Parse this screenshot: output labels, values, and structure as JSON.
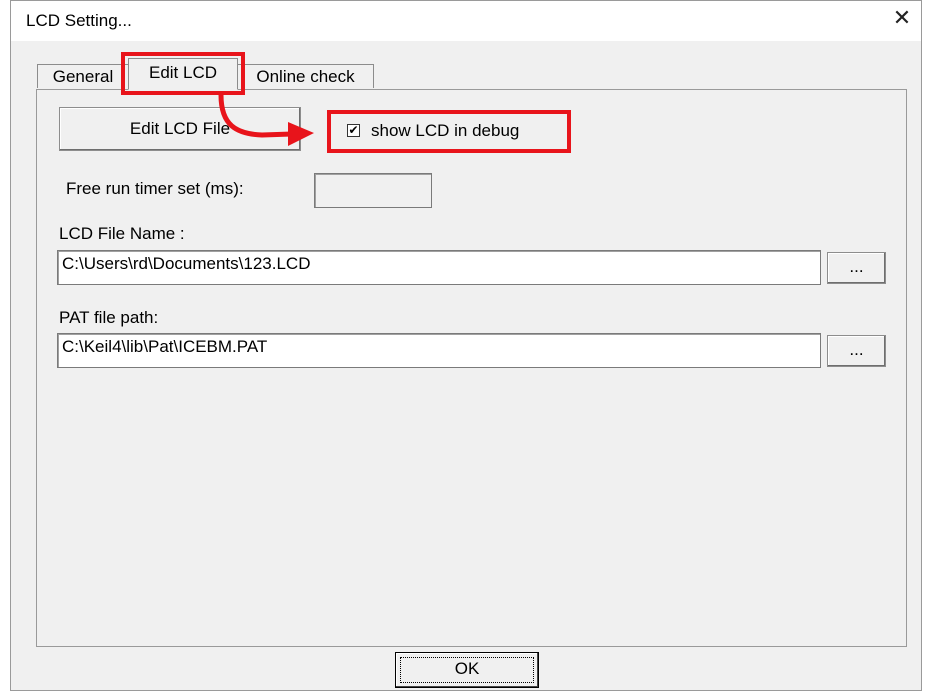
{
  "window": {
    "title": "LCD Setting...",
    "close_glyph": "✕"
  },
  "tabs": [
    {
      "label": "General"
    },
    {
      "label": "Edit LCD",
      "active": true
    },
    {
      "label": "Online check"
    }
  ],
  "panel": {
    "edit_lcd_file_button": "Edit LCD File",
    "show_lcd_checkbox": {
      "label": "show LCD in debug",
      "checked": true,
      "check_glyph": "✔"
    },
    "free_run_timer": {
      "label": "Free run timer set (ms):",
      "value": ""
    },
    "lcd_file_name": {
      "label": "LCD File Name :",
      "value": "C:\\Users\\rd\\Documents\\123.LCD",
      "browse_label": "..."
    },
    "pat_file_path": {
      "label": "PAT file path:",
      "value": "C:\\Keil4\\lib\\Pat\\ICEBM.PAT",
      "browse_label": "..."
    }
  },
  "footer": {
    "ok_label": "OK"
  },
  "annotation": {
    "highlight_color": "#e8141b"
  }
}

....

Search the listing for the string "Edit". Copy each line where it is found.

• **ANSWER SPACE**
      "label": "Edit LCD",
    "edit_lcd_file_button": "Edit LCD File",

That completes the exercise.